"We've come a long way," said Michael Peterson, Stanford's vice president for special projects. "It's been over four years. I feel we're at a point where we can see the end of the process and the beginning of the hard work ... constructing a quite significant project."
Palo Alto Deputy City Manager Steve Emslie also said he was confident that the city is getting a fair deal from Stanford. As part of the proposed development agreement, Stanford would provide Palo Alto with $7 million in health-care programs and services, $23 million in fees for housing programs and $12 million for climate-change initiatives. Stanford would also buy Caltrain Go Passes for all hospital workers and give the city $3.4 million for improvements to bicycle and pedestrian paths near the hospital facilities.
Stanford had also agreed to guarantee the city $8.1 million to ensure the hospital expansion would not have a negative impact on the city's budget. The issue of "cost neutrality" was the final sticking point in negotiations. The two sides settled it last month.
"The city is very comfortable that we are able to provide the maximum amount of certainty that the project will stand on its own and continue to be revenue-neutral to the city throughout the life of the project," Emslie said.
The planning commission delayed its review of the development agreement until next week and focused Wednesday's discussion on the final Environmental Impact Report. The commission also approved a "statement of overriding consideration" -- a document that acknowledges that some of the project's impacts cannot be fully mitigated but that the good in the project outweighs the bad. Commissioner Eduardo Martinez said the main "overriding consideration" in this case is that the city is "receiving far more good than we are than we are losing in terms of the hospital that has to be torn down or some other item."
The commission, which had spent months reviewing the draft and final environmental documents, continued to raise some concerns about the hospital expansion and its impact on local housing and schools and Stanford's decision to demolish the historic Edward Durell Stone-designed complex. Some of these issues could re-emerge next week, when the commission reviews other components of Stanford's application.

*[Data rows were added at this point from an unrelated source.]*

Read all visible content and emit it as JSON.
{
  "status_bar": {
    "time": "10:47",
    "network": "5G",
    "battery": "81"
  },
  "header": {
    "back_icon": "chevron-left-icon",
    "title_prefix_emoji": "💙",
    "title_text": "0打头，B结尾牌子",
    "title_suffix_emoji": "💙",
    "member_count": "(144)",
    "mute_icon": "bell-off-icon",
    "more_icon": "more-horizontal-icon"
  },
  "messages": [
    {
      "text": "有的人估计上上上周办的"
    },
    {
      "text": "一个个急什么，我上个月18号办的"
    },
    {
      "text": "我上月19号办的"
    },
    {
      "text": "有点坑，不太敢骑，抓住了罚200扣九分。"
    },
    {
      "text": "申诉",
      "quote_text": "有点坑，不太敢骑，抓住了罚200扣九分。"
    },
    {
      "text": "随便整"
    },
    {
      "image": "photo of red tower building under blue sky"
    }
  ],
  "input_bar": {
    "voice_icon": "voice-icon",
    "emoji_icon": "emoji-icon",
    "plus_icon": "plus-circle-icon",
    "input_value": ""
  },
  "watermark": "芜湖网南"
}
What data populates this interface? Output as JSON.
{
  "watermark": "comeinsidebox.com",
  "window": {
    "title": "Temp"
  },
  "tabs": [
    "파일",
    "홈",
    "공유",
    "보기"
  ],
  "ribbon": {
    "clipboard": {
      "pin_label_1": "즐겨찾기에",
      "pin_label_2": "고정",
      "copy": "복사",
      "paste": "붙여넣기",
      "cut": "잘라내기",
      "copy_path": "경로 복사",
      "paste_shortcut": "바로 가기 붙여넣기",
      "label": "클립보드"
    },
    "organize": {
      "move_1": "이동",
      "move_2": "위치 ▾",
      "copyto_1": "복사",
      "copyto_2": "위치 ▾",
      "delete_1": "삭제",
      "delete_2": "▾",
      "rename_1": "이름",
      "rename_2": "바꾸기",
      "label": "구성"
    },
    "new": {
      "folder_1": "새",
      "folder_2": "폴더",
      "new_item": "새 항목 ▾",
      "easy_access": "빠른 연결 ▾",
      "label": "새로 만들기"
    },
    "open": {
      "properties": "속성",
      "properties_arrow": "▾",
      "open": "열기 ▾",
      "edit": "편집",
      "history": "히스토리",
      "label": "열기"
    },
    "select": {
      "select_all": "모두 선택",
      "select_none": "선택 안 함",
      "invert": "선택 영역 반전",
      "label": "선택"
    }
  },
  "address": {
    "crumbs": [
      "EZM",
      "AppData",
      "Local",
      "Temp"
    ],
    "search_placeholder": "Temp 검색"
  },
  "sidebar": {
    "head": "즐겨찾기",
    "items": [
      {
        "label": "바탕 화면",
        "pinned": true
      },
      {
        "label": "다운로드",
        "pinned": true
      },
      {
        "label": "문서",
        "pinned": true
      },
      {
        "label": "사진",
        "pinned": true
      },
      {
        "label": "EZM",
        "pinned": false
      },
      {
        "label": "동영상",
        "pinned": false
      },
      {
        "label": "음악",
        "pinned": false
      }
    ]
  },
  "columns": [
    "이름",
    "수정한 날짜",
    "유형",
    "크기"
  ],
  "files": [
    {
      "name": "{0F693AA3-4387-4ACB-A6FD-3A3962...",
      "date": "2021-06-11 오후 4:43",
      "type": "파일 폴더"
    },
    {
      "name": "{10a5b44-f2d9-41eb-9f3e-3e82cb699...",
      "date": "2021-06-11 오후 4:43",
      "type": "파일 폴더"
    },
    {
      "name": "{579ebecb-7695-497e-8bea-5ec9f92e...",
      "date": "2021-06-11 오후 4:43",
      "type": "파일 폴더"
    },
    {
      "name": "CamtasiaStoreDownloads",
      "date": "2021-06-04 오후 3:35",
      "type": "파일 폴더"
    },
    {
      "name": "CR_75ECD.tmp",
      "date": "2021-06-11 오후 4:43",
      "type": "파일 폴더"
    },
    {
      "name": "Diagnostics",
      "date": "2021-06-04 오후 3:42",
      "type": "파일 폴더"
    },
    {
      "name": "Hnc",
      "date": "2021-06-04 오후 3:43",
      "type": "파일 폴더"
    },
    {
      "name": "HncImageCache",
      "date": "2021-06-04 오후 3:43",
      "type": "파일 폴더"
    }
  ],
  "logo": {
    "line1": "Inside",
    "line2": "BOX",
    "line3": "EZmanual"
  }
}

The $3.5 billion project includes construction of a new Stanford Hospital & Clinics, the expansion of Lucile Packard Children's Hospital and renovation of various clinics and Stanford School of Medicine buildings. It would bring 1.3 million square feet of new development and about 2,200 new employees to the city.
To enable the construction, Palo Alto is revising its zoning map to create a new Hospital Zone especially for the Stanford project and allowing the hospitals to exceed the city's zoning regulations.
Stanford's journey toward the city's final approval has taken about four years and featured 95 public hearings, many of them centering on the project's design and its impacts on housing and traffic in Palo Alto. Over the past month, the project cleared a series of critical hurdles when the city's Architectural Review Board approved the proposed designs and a council committee endorsed the development agreement.
The Menlo Park City Council voted 4-0 Tuesday night to support the project after Stanford offered $3.7 million for traffic mitigation and other local improvements.
The Palo Alto council is scheduled to vote on the project in June.